*Work request*
Could you copy every record below exactly as it is written?

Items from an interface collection

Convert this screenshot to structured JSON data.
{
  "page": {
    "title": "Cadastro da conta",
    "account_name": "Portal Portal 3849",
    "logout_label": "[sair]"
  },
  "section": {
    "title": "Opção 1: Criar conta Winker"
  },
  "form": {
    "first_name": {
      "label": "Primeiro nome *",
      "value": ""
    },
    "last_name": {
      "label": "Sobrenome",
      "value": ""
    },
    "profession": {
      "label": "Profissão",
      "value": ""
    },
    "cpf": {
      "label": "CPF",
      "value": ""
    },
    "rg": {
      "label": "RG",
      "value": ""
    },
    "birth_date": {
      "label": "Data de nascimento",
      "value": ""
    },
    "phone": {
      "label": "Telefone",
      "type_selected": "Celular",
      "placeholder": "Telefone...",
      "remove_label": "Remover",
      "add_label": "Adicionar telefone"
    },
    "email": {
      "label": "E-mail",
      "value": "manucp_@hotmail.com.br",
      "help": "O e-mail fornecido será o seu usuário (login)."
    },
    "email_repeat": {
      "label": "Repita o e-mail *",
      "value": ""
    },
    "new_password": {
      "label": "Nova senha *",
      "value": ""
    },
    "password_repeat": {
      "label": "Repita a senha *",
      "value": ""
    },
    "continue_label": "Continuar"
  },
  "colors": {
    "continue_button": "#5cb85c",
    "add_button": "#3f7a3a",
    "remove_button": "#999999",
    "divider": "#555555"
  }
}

*Your solution*
Convert this screenshot to structured JSON data.
{
  "page": {
    "title": "Cadastro da conta",
    "account_name": "Portal Portal 3849",
    "logout_label": "[sair]"
  },
  "section": {
    "title": "Opção 1: Criar conta Winker"
  },
  "form": {
    "first_name": {
      "label": "Primeiro nome *",
      "value": ""
    },
    "last_name": {
      "label": "Sobrenome",
      "value": ""
    },
    "profession": {
      "label": "Profissão",
      "value": ""
    },
    "cpf": {
      "label": "CPF",
      "value": ""
    },
    "rg": {
      "label": "RG",
      "value": ""
    },
    "birth_date": {
      "label": "Data de nascimento",
      "value": ""
    },
    "phone": {
      "label": "Telefone",
      "type_selected": "Celular",
      "placeholder": "Telefone...",
      "remove_label": "Remover",
      "add_label": "Adicionar telefone"
    },
    "email": {
      "label": "E-mail",
      "value": "manucp_@hotmail.com.br",
      "help": "O e-mail fornecido será o seu usuário (login)."
    },
    "email_repeat": {
      "label": "Repita o e-mail *",
      "value": ""
    },
    "new_password": {
      "label": "Nova senha *",
      "value": ""
    },
    "password_repeat": {
      "label": "Repita a senha *",
      "value": ""
    },
    "continue_label": "Continuar"
  },
  "colors": {
    "continue_button": "#5cb85c",
    "add_button": "#3f7a3a",
    "remove_button": "#999999",
    "divider": "#555555"
  }
}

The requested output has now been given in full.